My staff often asks if I have a theme for the year when I write these articles. I have many themes which play themselves out in the articles I have written. Stop smoking, get a diagnosis, and listen to your physician are all messages that resonate in my
articles. In the office I frequently talk to patients about the need to stay as physically fit as possible. Of course, many of my patients are limited by their lung disease and the shortness of breath that it causes.

However, staying fit is still important even if you have an impairment. In fact, it may be more important to those patients afflicted with COPD and other physically limiting conditions. The subject of fitness has been looked at from several perspectives. I want you to consider these facts. If you are older than 75 and are admitted to the hospital, your muscles weaken quickly even if you were only in the hospital for several days. Patients who were poorly conditioned when they were admitted often must go to a rehab setting before going home, and some who were critically ill often cannot
return home at all.

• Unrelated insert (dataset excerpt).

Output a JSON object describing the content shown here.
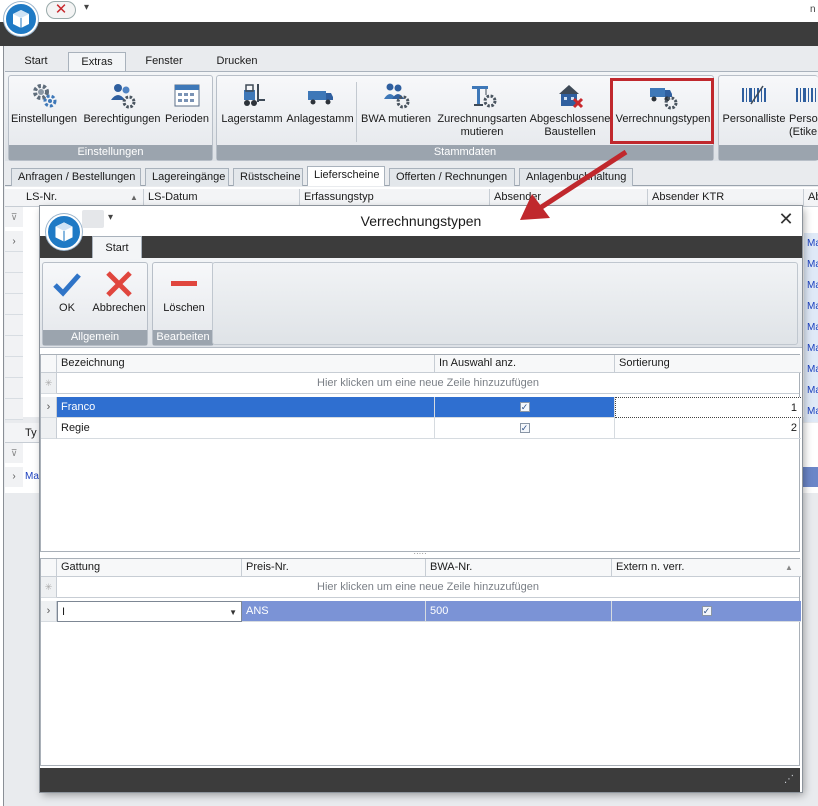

Staying fit does not require a lot of equipment (you are not training for the Olympics). You need to be dedicated and reasonable. Internal training at low levels of exertion is often enough. Formal wellness programs can be tried but be sure you stick with the program. Staying fit and functional will mean fewer problems no matter what you diagnosis.